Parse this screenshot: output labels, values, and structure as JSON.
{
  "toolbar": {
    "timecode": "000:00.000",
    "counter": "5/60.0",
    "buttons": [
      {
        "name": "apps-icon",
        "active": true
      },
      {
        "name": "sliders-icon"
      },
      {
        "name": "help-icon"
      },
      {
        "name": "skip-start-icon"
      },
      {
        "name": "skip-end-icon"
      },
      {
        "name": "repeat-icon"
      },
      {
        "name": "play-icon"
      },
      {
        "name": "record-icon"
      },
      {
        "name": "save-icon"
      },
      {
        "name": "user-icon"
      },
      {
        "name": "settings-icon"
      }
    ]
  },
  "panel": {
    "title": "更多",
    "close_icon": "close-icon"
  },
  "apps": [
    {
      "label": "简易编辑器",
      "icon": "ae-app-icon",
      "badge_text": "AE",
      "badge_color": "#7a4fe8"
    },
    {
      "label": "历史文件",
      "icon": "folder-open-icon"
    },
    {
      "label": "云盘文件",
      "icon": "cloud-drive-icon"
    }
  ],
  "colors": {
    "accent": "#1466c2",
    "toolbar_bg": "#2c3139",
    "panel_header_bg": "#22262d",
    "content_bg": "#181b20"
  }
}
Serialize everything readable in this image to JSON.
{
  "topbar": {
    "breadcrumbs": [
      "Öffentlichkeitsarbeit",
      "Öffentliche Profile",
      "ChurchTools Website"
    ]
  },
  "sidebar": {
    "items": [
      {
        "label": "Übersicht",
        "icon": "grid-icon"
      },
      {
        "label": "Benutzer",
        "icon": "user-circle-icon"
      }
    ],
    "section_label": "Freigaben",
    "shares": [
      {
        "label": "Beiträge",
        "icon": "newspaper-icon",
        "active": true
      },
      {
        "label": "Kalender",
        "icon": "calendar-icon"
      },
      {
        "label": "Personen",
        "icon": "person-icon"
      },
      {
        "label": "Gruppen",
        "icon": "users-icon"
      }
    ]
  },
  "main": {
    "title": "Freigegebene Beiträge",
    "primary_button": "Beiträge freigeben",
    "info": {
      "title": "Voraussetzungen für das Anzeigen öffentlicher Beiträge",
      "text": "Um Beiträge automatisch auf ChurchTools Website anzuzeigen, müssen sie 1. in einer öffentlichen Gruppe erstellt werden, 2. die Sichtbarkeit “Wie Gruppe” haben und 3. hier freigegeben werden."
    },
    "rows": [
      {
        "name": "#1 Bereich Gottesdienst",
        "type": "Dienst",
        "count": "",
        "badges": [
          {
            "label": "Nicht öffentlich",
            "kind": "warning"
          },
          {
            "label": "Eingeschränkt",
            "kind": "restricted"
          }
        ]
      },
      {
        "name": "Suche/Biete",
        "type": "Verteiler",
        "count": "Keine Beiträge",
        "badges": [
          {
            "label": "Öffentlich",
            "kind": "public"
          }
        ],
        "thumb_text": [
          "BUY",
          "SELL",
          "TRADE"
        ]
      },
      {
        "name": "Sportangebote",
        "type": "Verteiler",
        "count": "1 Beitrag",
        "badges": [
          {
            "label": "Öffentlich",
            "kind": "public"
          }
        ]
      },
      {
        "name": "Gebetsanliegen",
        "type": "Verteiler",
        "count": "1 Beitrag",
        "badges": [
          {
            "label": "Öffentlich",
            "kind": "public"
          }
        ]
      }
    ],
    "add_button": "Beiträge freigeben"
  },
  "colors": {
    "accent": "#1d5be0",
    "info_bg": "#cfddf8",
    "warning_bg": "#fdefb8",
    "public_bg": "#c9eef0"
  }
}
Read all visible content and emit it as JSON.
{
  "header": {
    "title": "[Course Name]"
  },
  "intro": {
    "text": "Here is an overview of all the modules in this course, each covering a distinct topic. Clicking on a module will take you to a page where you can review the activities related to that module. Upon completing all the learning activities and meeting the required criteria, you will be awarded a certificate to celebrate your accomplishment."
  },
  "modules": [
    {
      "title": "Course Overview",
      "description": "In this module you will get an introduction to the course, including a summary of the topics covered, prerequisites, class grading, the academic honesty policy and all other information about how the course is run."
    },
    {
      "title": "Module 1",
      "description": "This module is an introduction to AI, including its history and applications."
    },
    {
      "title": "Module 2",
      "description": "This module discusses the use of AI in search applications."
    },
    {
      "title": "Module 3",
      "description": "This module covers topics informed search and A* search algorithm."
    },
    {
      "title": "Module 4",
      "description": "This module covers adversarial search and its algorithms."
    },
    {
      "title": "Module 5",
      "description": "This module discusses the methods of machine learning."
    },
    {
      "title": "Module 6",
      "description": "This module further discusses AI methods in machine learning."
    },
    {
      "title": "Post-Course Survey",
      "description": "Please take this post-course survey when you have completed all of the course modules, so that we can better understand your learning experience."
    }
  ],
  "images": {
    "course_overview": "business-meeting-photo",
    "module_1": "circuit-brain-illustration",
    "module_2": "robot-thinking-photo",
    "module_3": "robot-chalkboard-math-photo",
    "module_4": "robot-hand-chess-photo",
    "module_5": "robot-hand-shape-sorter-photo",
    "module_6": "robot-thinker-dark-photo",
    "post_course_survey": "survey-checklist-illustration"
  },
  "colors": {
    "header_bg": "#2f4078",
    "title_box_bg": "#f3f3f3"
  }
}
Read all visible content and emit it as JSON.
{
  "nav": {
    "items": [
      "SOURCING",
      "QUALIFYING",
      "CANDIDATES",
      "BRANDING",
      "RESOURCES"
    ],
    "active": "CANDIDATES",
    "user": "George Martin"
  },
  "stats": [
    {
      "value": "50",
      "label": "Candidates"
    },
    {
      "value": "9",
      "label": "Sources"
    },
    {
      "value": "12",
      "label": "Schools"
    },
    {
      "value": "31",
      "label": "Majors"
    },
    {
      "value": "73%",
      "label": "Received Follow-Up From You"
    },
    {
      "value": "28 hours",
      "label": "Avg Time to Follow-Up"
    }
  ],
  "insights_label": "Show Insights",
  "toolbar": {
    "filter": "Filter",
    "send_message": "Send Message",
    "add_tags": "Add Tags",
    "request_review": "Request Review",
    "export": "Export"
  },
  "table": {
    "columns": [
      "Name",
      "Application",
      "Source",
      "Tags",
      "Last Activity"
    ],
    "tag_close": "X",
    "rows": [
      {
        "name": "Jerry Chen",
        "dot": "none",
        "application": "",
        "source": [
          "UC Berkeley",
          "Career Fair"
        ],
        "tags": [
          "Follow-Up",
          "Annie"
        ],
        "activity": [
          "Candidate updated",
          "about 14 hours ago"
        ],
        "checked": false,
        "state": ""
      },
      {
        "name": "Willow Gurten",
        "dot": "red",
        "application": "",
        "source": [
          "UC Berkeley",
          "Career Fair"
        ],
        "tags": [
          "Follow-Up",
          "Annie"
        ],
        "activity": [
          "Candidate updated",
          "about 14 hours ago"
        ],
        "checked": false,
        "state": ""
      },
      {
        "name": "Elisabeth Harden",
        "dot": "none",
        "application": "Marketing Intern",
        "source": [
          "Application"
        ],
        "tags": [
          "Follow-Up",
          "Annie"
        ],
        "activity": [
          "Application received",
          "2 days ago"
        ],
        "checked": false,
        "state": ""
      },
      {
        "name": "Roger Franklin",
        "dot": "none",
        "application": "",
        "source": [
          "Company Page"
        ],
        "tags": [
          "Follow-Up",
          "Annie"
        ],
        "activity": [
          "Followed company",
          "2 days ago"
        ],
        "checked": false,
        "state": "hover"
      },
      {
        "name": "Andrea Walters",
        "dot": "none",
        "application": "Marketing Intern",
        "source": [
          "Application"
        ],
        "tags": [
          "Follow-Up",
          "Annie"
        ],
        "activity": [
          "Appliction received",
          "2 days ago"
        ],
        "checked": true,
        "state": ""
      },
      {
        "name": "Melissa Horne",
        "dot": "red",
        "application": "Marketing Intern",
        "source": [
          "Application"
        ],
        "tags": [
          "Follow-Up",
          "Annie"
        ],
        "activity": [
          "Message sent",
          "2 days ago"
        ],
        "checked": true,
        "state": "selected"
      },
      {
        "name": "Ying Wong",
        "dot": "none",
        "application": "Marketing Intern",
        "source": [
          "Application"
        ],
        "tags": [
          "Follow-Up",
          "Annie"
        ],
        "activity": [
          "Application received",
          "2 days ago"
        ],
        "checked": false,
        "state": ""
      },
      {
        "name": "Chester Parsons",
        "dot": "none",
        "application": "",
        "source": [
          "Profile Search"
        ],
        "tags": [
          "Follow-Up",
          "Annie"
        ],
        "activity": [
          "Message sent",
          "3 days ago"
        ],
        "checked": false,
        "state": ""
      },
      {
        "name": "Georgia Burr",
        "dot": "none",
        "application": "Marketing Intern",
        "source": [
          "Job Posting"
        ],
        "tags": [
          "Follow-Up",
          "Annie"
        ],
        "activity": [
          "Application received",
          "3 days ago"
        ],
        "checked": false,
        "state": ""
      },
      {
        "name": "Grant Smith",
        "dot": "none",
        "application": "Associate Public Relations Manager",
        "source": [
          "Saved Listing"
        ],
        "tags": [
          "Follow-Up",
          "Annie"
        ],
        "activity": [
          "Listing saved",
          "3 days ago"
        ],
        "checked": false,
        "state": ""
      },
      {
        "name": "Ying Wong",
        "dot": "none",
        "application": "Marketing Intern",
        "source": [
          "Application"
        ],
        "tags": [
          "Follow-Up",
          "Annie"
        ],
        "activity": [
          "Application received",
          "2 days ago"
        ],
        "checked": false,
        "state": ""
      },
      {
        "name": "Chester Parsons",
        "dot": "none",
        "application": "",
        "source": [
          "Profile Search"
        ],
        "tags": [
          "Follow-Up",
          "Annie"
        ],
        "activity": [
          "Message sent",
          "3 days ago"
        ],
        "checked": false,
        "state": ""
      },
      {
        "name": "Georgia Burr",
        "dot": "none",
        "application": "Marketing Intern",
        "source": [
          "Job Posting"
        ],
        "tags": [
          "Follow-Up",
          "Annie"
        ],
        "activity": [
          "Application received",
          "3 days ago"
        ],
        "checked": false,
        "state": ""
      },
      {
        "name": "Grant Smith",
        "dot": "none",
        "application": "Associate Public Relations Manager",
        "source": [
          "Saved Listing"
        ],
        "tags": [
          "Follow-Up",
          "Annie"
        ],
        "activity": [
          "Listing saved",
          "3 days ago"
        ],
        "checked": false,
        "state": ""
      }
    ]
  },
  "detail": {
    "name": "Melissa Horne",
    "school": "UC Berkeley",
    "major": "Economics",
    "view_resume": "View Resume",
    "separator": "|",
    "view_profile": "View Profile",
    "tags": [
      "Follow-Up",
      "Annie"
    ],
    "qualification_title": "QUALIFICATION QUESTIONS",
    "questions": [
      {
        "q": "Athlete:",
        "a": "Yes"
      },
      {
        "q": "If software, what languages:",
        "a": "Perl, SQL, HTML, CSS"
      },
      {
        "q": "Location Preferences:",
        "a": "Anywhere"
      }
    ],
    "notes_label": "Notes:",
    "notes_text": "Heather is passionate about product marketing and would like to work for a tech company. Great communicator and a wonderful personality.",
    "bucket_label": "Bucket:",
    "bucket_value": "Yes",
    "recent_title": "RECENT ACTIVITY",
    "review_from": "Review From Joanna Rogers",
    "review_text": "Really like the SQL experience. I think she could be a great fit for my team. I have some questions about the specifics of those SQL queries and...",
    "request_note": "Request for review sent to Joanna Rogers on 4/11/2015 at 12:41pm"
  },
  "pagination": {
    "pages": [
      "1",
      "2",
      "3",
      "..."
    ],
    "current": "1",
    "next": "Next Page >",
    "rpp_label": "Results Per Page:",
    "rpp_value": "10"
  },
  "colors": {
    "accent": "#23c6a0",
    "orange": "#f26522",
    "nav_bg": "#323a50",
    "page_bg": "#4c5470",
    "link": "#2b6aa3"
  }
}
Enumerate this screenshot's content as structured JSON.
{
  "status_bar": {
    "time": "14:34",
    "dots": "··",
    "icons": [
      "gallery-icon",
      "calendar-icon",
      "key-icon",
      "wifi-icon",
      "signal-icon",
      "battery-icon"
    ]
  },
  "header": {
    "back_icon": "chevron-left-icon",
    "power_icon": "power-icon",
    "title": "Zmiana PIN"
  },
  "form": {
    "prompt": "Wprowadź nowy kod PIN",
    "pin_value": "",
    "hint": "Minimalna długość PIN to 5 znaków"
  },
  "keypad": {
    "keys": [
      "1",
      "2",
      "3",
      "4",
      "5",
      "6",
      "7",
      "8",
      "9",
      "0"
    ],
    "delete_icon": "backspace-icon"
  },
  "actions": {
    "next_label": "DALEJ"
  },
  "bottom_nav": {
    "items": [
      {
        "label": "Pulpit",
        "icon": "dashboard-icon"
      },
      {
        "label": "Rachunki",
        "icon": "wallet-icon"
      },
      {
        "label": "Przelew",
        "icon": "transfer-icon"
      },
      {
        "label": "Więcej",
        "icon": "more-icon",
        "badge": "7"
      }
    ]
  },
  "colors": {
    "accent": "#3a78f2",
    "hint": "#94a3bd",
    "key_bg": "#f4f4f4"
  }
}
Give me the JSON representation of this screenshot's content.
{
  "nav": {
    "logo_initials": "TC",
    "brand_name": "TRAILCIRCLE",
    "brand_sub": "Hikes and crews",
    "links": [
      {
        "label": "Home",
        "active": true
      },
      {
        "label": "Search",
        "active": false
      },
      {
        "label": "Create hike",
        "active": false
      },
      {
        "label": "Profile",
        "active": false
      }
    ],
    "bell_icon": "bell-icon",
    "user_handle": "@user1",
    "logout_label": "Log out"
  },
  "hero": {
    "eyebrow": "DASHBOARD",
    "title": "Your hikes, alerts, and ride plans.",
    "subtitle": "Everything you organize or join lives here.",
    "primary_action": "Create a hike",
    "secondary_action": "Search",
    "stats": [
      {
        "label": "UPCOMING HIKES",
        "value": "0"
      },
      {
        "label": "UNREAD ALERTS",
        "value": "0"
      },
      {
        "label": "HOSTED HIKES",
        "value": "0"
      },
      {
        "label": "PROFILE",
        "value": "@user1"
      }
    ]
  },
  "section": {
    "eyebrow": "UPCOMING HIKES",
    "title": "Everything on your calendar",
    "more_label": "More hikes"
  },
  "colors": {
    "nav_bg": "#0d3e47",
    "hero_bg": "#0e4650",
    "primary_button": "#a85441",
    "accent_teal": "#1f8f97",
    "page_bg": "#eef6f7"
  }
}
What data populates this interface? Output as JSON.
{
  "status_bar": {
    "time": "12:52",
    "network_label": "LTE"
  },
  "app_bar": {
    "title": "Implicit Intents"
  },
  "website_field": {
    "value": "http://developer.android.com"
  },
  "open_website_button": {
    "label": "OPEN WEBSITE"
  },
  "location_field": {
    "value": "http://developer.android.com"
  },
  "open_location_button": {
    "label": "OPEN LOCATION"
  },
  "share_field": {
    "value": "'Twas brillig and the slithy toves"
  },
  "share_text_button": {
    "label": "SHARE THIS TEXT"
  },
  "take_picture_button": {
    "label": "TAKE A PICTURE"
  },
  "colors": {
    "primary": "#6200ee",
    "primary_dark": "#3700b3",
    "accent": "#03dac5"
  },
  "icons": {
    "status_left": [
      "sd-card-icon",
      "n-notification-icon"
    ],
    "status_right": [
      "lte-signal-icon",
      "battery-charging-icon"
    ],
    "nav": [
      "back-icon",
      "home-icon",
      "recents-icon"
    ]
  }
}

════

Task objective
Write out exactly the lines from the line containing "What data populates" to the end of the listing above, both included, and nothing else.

Task output
What data populates this interface? Output as JSON.
{
  "status_bar": {
    "time": "12:52",
    "network_label": "LTE"
  },
  "app_bar": {
    "title": "Implicit Intents"
  },
  "website_field": {
    "value": "http://developer.android.com"
  },
  "open_website_button": {
    "label": "OPEN WEBSITE"
  },
  "location_field": {
    "value": "http://developer.android.com"
  },
  "open_location_button": {
    "label": "OPEN LOCATION"
  },
  "share_field": {
    "value": "'Twas brillig and the slithy toves"
  },
  "share_text_button": {
    "label": "SHARE THIS TEXT"
  },
  "take_picture_button": {
    "label": "TAKE A PICTURE"
  },
  "colors": {
    "primary": "#6200ee",
    "primary_dark": "#3700b3",
    "accent": "#03dac5"
  },
  "icons": {
    "status_left": [
      "sd-card-icon",
      "n-notification-icon"
    ],
    "status_right": [
      "lte-signal-icon",
      "battery-charging-icon"
    ],
    "nav": [
      "back-icon",
      "home-icon",
      "recents-icon"
    ]
  }
}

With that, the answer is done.